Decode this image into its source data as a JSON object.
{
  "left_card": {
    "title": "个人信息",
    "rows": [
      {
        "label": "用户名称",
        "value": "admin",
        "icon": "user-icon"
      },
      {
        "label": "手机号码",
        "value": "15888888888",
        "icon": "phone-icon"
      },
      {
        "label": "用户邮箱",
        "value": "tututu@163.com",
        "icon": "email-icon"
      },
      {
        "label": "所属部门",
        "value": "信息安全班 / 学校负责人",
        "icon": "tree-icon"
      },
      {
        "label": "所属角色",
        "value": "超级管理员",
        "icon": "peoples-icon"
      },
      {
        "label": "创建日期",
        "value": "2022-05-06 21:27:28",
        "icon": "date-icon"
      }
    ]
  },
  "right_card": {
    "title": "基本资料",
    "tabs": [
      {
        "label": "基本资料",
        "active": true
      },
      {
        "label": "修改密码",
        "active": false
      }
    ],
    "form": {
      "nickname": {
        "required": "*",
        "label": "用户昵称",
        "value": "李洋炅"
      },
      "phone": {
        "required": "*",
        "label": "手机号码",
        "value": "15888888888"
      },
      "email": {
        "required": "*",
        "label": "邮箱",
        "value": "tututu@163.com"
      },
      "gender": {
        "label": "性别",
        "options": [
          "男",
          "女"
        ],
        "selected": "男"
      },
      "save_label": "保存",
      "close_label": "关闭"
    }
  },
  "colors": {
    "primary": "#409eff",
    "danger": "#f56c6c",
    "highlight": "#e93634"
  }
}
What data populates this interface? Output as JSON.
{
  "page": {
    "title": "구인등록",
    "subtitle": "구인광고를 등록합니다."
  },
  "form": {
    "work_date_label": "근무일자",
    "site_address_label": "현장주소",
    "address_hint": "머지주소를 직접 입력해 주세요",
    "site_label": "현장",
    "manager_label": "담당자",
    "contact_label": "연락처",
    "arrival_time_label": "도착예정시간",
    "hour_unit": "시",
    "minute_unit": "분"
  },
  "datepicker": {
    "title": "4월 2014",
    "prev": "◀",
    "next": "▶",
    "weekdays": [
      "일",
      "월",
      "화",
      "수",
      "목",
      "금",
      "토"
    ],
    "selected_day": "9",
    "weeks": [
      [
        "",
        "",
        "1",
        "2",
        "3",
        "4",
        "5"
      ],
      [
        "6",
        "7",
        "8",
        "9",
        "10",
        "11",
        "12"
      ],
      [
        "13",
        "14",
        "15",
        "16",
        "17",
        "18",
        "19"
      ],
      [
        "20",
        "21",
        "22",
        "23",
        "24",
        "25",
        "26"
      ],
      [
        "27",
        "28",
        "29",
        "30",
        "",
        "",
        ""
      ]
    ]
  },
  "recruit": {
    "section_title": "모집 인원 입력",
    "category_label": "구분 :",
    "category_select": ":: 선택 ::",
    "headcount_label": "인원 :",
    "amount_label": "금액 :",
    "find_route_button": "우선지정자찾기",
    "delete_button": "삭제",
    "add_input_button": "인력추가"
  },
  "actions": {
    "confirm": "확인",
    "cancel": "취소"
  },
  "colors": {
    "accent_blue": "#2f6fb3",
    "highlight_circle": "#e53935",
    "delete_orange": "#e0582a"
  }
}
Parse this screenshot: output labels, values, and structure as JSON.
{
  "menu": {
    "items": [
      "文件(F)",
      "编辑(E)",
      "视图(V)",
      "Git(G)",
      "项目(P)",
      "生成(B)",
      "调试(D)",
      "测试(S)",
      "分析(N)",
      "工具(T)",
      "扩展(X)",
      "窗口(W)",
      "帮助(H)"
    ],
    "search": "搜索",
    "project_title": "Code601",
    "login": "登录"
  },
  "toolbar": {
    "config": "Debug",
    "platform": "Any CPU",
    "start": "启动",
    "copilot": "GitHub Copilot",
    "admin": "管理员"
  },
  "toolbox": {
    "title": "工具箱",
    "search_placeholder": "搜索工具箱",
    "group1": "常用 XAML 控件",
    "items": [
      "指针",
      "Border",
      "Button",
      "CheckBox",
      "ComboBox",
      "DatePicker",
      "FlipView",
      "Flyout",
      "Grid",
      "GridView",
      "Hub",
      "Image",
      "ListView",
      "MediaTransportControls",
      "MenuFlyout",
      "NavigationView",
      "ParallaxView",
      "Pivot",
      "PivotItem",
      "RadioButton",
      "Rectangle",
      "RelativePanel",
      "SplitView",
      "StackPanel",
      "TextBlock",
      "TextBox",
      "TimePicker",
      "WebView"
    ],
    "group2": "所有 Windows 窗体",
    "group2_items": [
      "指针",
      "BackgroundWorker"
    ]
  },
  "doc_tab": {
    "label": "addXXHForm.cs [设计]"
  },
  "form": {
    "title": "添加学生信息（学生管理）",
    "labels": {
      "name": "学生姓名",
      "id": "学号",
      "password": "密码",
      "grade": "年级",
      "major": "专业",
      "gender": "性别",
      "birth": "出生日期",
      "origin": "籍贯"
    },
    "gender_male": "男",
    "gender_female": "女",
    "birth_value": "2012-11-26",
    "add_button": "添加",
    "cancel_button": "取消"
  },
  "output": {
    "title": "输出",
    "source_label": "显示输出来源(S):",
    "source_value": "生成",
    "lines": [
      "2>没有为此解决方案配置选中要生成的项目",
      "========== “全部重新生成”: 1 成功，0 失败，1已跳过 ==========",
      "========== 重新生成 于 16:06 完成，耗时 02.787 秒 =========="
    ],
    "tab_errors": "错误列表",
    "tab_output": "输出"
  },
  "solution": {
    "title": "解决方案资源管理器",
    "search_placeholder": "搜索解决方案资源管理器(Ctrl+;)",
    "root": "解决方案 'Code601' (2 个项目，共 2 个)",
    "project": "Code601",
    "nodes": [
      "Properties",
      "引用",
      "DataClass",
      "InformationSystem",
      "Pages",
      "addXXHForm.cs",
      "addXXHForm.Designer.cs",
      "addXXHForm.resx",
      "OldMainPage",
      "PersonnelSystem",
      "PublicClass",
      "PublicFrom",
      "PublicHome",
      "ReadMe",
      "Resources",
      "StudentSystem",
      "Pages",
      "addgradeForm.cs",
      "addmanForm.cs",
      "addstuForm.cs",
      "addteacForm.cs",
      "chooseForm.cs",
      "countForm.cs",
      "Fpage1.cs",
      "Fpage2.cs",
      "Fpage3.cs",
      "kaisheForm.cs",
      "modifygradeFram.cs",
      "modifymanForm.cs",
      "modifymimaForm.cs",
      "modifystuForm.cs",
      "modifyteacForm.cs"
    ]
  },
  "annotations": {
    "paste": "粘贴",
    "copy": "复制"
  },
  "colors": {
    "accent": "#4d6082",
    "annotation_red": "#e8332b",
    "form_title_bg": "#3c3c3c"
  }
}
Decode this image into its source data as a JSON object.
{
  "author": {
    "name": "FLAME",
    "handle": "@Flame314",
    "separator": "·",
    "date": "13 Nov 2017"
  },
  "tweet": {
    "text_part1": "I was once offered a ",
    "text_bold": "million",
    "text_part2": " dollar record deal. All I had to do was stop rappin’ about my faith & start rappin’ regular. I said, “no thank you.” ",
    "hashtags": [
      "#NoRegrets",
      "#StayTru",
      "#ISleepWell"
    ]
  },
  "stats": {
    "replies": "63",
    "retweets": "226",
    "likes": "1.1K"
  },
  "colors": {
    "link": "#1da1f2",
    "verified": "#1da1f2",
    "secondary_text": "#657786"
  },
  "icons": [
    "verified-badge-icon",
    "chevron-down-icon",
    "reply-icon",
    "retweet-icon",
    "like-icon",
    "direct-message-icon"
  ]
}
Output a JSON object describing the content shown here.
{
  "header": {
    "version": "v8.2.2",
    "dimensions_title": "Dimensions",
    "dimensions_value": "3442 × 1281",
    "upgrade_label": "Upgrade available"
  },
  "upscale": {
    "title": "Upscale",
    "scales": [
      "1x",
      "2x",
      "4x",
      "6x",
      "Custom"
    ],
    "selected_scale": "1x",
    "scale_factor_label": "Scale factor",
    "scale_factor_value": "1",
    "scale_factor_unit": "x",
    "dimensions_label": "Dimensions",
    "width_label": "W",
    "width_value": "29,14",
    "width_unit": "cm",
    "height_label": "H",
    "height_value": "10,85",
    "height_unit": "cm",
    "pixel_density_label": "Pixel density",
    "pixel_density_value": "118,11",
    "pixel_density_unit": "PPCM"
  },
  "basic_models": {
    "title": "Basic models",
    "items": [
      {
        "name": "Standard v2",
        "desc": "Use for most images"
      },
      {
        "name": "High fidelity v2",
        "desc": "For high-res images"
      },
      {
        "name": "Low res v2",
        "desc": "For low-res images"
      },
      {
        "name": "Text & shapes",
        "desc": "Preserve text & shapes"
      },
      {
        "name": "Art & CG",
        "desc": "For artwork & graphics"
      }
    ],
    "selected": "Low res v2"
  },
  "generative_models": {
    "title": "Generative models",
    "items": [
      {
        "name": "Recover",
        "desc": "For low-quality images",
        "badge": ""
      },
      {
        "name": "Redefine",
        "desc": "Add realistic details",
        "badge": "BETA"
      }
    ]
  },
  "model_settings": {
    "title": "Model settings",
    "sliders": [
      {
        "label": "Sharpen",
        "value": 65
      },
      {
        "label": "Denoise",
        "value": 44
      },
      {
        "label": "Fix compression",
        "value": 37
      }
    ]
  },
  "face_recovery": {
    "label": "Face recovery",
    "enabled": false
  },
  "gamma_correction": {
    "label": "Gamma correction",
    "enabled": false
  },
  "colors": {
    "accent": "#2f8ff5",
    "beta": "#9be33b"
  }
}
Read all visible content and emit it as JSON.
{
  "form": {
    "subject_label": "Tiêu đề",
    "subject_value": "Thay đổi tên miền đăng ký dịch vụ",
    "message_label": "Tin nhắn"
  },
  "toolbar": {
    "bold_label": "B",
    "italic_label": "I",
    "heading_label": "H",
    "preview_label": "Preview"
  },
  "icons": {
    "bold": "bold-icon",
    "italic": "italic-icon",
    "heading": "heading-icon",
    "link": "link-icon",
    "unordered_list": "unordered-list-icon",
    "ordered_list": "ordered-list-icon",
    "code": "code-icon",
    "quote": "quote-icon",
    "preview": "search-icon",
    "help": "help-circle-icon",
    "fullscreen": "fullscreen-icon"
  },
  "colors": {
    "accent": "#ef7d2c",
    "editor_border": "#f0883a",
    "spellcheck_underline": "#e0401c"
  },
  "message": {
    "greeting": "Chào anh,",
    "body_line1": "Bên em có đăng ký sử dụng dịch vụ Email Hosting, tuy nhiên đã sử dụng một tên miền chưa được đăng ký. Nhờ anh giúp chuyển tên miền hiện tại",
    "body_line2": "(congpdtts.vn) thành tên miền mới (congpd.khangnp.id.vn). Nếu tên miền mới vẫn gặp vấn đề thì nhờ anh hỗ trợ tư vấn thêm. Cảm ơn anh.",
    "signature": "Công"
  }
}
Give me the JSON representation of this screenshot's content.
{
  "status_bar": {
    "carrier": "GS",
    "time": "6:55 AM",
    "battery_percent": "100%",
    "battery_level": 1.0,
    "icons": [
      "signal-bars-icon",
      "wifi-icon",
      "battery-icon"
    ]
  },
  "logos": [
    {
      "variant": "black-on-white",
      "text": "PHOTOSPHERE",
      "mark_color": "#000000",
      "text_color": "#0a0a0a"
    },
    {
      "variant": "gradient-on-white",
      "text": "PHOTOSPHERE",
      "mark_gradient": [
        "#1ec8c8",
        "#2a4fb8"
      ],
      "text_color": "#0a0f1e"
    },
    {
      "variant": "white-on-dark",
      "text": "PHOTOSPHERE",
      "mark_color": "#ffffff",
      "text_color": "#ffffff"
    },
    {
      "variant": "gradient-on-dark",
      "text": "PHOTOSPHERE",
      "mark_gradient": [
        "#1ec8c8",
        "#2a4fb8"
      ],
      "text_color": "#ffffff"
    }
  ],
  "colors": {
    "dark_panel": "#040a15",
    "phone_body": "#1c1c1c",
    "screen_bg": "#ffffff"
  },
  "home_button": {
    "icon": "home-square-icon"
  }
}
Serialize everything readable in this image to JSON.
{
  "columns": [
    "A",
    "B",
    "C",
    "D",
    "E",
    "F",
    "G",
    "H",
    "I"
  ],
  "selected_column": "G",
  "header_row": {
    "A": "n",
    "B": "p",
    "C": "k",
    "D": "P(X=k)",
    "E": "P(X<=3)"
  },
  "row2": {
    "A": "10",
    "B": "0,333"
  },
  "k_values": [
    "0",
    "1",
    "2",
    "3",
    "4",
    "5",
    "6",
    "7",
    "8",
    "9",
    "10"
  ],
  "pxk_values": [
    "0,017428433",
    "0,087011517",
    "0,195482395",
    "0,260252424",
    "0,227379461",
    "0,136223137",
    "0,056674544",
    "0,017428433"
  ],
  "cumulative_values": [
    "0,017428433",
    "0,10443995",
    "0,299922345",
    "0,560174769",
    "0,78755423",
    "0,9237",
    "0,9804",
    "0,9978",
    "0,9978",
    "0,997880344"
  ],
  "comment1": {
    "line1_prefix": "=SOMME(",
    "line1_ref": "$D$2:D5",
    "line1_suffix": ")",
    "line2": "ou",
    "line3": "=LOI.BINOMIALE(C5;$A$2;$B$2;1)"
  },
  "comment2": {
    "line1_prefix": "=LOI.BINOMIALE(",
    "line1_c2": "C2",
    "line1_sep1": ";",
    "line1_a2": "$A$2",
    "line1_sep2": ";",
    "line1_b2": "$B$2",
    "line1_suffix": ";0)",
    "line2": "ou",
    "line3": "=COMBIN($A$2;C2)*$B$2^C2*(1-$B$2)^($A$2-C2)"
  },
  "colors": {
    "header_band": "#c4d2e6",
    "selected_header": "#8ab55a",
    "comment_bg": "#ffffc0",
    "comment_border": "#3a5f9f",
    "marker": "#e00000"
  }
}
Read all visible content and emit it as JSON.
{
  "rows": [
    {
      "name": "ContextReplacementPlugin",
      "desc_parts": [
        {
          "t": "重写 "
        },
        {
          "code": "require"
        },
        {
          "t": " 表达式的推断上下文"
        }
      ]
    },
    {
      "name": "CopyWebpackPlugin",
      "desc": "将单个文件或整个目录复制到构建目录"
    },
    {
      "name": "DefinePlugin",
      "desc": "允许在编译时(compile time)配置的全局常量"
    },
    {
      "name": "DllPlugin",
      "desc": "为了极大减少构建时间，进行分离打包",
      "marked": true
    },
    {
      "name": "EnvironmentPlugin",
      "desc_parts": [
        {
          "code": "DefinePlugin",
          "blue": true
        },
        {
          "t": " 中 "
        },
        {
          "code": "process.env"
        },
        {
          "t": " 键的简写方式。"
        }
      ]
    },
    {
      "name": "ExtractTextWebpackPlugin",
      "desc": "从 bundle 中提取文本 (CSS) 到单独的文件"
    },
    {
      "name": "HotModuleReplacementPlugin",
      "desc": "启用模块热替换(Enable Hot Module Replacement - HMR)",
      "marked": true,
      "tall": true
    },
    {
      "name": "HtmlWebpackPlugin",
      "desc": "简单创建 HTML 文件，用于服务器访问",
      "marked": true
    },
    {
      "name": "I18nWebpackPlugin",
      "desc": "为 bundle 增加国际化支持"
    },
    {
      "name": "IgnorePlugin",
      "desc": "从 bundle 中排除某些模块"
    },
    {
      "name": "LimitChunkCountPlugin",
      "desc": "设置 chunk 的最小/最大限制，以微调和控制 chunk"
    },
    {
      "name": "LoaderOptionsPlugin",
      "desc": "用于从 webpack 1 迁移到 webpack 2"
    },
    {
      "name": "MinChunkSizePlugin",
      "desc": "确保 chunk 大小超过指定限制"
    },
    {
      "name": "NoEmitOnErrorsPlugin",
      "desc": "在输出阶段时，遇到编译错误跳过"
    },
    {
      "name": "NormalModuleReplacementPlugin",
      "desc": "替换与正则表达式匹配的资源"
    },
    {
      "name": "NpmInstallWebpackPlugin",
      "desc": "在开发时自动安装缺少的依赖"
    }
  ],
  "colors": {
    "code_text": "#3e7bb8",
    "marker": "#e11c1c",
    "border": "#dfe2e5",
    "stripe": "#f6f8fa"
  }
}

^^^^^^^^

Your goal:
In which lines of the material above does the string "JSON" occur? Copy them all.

Result of the task:
Decode this image into its source data as a JSON object.
What data populates this interface? Output as JSON.
Parse this screenshot: output labels, values, and structure as JSON.
Decode this image into its source data as a JSON object.
Output a JSON object describing the content shown here.
Read all visible content and emit it as JSON.
Give me the JSON representation of this screenshot's content.
Serialize everything readable in this image to JSON.
Read all visible content and emit it as JSON.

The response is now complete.